Proceedings in the High Court.
By order of the High Court (O Caoimh J.) of the 29th November, 1999 the applicant was granted leave to seek certain reliefs by way of judicial review. These were, firstly, a declaration that by reason of delay in the institution of the criminal proceedings there is a real risk that the applicant will suffer prejudice in making a defence at the trial of the said charges against him and in consequence that the applicant has been denied his right to a fair trial; and secondly an order restraining the Director from taking any further steps in the said criminal proceedings. The grounds on which he was permitted to seek these reliefs were:-(i) That the delay and lapse of time between the dates of the alleged offences and the prosecution thereof, the delay being such that of itself and in all the circumstances will as a matter of probability cause the applicant irreparable prejudice in his defence of the proceedings.
(ii) That to proceed with the criminal trial would be unfair and unjust to applicant.

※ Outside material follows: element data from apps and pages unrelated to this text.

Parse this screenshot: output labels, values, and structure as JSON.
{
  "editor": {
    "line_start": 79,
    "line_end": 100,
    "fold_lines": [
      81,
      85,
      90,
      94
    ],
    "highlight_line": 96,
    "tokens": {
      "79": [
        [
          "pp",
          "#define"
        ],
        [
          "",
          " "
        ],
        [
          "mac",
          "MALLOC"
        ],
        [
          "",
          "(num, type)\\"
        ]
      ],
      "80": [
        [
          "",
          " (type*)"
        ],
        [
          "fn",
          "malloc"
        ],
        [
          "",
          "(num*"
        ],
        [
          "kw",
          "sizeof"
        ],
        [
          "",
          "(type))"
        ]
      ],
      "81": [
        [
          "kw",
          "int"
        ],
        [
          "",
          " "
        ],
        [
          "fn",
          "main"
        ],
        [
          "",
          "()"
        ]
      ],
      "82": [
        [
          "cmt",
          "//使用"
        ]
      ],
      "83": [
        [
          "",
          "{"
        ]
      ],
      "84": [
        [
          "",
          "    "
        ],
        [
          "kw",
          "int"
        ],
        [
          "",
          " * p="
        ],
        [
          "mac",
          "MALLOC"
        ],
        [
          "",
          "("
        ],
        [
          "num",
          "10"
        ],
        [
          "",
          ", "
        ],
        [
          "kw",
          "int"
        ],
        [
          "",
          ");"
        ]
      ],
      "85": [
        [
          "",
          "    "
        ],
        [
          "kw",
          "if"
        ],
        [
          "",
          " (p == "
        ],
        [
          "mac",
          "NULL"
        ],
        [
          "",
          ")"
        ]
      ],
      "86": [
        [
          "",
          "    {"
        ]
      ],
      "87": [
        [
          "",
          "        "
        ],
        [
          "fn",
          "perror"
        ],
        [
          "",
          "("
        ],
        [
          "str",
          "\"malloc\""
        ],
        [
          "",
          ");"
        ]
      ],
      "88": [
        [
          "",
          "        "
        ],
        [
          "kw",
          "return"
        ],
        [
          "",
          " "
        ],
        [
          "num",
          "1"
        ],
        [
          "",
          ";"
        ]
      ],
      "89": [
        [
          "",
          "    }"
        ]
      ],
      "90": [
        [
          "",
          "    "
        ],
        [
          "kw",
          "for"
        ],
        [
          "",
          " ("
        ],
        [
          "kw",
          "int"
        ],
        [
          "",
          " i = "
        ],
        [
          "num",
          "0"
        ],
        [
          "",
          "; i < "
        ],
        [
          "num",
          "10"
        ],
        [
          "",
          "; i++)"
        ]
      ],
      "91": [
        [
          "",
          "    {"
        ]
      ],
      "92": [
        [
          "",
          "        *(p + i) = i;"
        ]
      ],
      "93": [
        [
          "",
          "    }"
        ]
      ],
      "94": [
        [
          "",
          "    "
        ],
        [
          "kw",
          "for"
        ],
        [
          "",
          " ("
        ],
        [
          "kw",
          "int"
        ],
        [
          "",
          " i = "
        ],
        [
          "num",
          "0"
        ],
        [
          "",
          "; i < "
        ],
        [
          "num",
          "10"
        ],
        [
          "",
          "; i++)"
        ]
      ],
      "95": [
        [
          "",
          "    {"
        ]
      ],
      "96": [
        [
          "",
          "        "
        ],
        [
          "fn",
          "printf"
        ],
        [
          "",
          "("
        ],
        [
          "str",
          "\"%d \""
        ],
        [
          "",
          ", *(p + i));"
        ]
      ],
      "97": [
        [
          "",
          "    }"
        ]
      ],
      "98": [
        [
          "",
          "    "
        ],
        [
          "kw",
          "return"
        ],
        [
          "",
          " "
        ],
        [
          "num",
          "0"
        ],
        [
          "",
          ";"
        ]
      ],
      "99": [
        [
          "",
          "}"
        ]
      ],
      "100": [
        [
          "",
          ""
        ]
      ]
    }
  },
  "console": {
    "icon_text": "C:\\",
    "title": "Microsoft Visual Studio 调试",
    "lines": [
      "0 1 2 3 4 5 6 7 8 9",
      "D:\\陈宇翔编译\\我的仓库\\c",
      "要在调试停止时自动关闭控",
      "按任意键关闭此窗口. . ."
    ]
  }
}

(iii) Violation of the applicant's right to a criminal trial in due course of law pursuant to Article 38.1 of the Constitution.
The statement of grounds was verified by the affidavit of the applicant. In this he said that he spent the period between 1949 and 1992 training and subsequently working as a primary school teacher, apart from a brief period of illness. He stated without qualification that at no stage did he take his stamp collecting classes on a Saturday morning; that he could not specifically recall the attendance of the applicant at his academic class or indeed his stamp collecting class. He denied the allegations strongly and complained of the lack of specificity in them. In a subsequent affidavit he made the complaint, summarised above, about the nature of the desks behind which the abuse was said to have taken place. The complainant swore a largely formal replying affidavit but subsequently, on the 9th November, 2001, swore a further affidavit in which he altered his previous account by accepting that he was in 6th class, not 5th class, at the time he alleged the abuse occurred; stating that the stamp collecting classes were held "occasionally" on Saturday mornings and confirming that "What I experienced with [the applicant] happened behind the classroom desk".
It is significant to note that, at...
To continue readingREQUEST YOUR TRIAL